(Items from a data source)
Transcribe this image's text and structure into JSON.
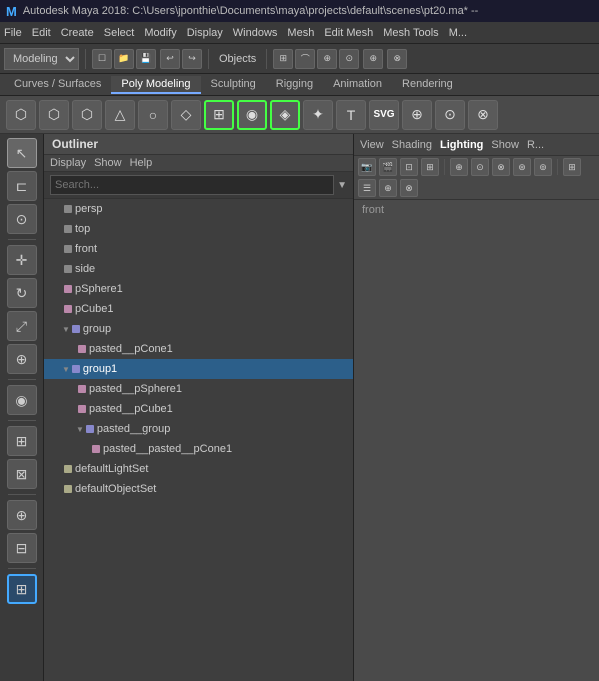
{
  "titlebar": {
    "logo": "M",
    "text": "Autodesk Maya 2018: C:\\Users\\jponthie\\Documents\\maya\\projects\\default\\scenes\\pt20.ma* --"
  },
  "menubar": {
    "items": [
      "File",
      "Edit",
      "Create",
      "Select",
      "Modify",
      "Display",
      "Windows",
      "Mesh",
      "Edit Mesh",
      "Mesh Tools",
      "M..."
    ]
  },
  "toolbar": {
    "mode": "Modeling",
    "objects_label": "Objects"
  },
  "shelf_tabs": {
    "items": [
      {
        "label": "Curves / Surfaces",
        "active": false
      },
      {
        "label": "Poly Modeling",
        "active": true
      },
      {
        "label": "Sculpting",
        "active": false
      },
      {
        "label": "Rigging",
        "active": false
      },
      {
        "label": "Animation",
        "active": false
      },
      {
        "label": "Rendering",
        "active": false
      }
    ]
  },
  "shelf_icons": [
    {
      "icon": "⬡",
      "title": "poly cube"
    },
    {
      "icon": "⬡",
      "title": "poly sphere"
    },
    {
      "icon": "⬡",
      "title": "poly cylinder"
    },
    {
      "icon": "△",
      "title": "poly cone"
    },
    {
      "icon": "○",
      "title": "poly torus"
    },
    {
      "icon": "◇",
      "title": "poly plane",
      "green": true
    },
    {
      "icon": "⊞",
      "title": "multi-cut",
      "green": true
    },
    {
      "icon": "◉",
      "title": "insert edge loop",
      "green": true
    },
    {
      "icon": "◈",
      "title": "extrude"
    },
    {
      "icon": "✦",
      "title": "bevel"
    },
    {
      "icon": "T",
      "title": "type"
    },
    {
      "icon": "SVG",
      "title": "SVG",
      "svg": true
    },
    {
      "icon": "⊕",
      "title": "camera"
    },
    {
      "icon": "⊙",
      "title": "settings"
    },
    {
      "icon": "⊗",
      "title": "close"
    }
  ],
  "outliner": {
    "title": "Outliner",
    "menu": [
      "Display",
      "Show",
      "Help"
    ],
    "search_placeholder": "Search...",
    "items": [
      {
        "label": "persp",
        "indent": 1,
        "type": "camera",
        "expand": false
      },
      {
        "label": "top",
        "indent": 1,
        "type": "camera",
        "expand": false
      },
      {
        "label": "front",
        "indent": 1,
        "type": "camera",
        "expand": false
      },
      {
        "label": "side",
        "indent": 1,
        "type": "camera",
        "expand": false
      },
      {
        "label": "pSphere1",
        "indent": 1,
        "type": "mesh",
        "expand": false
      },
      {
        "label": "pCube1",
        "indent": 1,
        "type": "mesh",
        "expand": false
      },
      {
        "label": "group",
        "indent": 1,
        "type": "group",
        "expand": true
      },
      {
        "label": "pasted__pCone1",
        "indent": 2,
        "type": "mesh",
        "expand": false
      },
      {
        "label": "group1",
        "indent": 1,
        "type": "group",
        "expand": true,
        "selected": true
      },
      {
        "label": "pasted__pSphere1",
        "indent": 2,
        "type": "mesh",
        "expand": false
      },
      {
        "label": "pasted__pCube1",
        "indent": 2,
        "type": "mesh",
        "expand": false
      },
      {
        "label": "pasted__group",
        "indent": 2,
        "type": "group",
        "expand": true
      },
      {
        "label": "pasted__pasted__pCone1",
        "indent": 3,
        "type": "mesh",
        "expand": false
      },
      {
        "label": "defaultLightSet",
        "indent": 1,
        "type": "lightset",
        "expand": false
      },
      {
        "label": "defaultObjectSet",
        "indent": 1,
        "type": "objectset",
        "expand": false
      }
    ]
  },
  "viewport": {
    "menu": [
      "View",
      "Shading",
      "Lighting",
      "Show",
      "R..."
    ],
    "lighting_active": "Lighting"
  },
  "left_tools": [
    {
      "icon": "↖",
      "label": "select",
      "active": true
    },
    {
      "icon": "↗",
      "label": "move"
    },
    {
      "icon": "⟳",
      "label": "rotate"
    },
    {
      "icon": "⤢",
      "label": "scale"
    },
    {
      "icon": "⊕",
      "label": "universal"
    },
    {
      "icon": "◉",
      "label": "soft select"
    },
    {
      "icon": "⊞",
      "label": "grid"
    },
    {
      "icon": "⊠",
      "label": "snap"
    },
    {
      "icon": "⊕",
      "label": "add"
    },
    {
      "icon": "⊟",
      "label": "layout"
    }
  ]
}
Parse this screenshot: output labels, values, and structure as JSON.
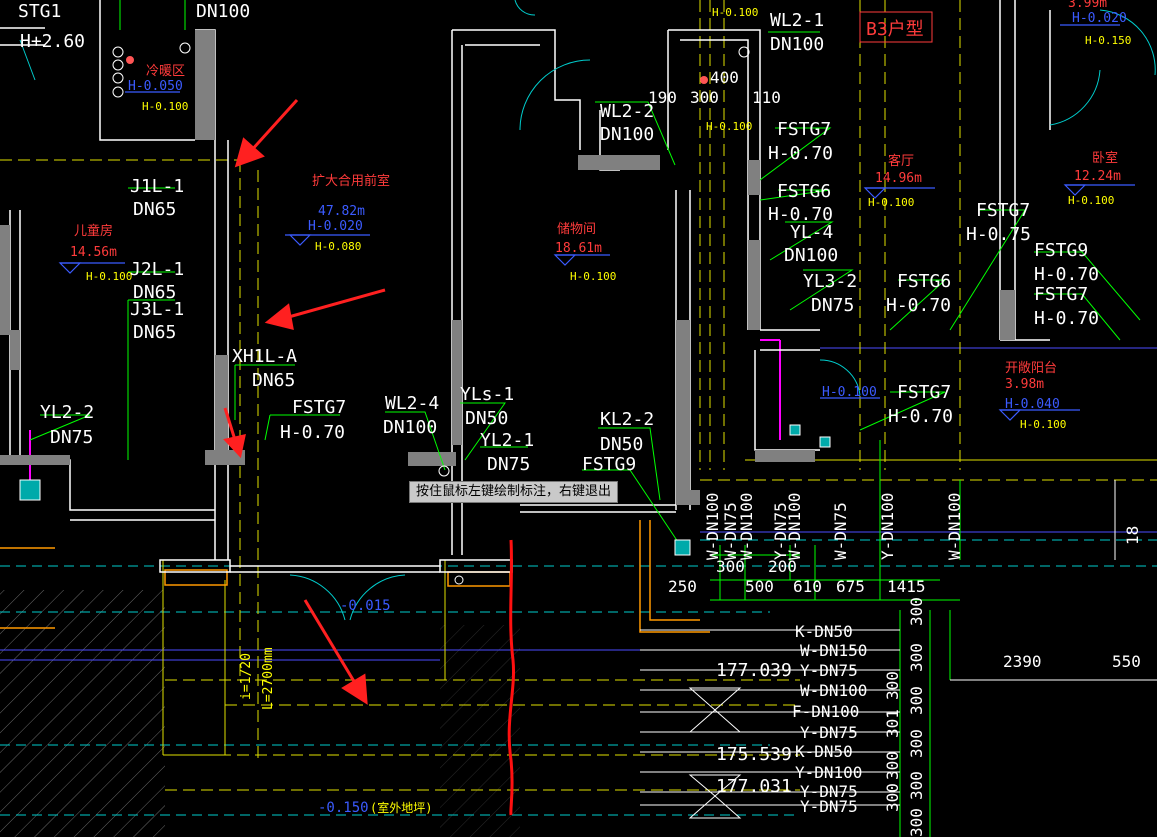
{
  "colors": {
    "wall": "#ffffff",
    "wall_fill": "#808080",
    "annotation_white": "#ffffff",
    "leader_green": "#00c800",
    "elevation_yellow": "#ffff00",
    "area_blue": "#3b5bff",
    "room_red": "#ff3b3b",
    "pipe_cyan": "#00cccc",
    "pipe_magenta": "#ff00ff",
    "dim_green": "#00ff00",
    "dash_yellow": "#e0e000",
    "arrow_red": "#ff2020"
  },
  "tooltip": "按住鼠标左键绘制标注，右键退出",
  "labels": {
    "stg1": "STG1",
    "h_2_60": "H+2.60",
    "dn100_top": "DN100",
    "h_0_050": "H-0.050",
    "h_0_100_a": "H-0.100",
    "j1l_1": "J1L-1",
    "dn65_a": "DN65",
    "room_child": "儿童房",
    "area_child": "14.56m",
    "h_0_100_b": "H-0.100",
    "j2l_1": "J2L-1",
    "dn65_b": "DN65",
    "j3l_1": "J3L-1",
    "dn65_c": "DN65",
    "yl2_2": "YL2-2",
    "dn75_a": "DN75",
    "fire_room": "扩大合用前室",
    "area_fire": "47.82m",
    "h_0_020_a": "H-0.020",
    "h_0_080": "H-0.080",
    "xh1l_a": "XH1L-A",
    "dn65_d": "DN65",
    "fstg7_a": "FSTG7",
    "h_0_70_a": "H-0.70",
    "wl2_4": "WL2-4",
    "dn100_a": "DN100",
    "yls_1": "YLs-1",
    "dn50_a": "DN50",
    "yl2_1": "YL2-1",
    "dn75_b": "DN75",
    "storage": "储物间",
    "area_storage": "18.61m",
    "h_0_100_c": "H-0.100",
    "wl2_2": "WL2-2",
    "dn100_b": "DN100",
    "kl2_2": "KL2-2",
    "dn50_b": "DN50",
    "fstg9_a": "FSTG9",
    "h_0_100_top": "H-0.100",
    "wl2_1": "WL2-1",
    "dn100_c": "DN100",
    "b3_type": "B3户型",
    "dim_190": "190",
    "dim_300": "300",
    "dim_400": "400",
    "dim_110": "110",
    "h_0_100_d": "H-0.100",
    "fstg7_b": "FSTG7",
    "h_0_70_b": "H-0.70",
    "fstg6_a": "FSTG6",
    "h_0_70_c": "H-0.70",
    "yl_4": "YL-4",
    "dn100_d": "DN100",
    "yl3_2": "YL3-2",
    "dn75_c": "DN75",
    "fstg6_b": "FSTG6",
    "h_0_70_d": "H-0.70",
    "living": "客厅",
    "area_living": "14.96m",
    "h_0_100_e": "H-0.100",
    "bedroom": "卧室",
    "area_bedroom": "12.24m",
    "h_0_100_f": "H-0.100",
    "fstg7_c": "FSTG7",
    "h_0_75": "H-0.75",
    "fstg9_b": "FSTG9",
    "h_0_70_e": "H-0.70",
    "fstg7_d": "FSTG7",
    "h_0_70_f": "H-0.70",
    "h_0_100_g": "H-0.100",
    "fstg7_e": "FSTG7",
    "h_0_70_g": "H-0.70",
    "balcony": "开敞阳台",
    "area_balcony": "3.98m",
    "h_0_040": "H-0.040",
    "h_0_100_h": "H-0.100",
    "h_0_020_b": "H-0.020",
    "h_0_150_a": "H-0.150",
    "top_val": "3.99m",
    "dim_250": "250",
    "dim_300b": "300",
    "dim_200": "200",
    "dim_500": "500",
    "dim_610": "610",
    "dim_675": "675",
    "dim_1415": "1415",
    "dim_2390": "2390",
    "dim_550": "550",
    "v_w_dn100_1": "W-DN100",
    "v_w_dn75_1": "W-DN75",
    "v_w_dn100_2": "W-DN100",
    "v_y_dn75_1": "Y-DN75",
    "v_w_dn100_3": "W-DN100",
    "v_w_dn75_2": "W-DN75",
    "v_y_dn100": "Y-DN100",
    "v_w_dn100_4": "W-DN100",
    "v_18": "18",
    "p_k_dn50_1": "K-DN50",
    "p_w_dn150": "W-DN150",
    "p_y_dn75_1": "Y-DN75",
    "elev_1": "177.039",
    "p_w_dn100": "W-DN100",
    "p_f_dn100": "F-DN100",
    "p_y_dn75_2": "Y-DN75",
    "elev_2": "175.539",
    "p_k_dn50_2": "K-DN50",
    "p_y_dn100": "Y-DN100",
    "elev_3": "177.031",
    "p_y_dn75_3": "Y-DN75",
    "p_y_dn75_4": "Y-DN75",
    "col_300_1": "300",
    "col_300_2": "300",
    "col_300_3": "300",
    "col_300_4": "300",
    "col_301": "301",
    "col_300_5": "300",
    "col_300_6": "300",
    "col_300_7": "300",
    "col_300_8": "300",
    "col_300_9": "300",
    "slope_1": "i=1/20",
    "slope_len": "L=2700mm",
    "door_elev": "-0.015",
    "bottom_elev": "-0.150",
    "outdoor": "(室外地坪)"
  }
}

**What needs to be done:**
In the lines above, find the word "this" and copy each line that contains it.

**Solved exercise:**
Transcribe this image's text and structure into JSON.
Parse this screenshot: output labels, values, and structure as JSON.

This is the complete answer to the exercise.